§ **Your task**: Among the entries below, please show each line that carries the word "text".

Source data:
#####
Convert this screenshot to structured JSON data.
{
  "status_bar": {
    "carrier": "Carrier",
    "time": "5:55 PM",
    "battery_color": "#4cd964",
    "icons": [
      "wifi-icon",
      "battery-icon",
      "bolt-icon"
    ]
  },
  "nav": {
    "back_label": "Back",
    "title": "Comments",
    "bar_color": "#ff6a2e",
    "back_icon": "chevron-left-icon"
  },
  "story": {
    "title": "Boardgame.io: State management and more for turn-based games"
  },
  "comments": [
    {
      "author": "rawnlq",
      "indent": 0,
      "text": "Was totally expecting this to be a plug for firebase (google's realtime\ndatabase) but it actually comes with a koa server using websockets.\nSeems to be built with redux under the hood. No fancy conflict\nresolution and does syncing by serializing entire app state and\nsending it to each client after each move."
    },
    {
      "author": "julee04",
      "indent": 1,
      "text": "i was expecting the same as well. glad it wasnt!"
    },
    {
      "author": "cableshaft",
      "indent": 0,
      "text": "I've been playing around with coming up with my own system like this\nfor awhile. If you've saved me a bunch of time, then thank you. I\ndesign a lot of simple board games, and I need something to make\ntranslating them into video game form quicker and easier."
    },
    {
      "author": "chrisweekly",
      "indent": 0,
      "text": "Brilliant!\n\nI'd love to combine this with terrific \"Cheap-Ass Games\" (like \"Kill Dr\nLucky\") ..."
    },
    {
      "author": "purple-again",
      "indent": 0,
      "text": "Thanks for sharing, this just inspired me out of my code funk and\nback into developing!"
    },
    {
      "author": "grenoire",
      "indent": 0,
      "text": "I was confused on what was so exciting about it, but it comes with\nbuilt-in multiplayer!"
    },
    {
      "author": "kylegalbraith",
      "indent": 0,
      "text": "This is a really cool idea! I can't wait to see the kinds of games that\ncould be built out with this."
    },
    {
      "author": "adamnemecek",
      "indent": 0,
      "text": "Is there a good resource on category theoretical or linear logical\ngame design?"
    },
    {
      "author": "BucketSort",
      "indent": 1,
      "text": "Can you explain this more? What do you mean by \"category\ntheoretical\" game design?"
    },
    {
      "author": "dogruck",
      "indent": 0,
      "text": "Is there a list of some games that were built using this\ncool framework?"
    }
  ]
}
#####
§ **Output below**:
      "text": "Was totally expecting this to be a plug for firebase (google's realtime\ndatabase) but it actually comes with a koa server using websockets.\nSeems to be built with redux under the hood. No fancy conflict\nresolution and does syncing by serializing entire app state and\nsending it to each client after each move."
      "text": "i was expecting the same as well. glad it wasnt!"
      "text": "I've been playing around with coming up with my own system like this\nfor awhile. If you've saved me a bunch of time, then thank you. I\ndesign a lot of simple board games, and I need something to make\ntranslating them into video game form quicker and easier."
      "text": "Brilliant!\n\nI'd love to combine this with terrific \"Cheap-Ass Games\" (like \"Kill Dr\nLucky\") ..."
      "text": "Thanks for sharing, this just inspired me out of my code funk and\nback into developing!"
      "text": "I was confused on what was so exciting about it, but it comes with\nbuilt-in multiplayer!"
      "text": "This is a really cool idea! I can't wait to see the kinds of games that\ncould be built out with this."
      "text": "Is there a good resource on category theoretical or linear logical\ngame design?"
      "text": "Can you explain this more? What do you mean by \"category\ntheoretical\" game design?"
      "text": "Is there a list of some games that were built using this\ncool framework?"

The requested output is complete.